What to work on
Could you filter the data below down to the lines that hold the word "title"?
========================================
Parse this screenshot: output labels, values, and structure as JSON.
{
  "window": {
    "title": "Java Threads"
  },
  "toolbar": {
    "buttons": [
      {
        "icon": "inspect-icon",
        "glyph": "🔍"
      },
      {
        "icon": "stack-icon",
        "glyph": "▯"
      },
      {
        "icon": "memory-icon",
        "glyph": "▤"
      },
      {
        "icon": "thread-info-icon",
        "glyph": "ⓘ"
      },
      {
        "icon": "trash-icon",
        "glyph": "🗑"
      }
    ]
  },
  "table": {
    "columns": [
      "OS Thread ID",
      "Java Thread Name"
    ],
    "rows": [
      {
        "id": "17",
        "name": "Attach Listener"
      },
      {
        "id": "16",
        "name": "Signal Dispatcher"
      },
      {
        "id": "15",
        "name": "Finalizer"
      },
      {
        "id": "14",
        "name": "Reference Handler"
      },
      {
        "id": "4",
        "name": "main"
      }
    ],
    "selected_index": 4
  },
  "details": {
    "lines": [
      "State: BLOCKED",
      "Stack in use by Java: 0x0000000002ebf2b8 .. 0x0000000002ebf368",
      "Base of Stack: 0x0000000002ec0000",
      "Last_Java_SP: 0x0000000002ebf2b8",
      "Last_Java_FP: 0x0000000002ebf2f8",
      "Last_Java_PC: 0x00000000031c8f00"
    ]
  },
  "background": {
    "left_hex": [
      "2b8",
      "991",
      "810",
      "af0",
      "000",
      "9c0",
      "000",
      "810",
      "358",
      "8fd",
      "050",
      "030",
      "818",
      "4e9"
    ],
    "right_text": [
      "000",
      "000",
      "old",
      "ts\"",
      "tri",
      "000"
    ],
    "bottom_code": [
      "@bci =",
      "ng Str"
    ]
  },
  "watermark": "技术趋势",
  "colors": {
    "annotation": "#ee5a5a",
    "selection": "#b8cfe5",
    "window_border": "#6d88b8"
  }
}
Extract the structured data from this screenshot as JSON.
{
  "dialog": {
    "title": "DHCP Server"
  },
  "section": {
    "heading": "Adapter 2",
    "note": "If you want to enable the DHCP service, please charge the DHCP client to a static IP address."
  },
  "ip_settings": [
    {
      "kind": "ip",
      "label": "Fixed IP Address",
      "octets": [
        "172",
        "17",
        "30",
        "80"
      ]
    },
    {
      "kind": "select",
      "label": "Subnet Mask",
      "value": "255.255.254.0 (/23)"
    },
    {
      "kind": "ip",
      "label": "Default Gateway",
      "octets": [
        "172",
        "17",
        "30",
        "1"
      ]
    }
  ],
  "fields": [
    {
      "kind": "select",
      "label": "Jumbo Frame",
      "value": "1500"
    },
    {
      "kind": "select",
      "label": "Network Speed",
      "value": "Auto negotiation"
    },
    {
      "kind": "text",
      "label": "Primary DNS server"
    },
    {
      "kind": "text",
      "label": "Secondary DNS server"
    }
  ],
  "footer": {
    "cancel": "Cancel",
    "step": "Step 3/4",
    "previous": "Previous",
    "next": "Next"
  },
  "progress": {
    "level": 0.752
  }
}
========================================
Your response
    "title": "Java Threads"
    "title": "DHCP Server"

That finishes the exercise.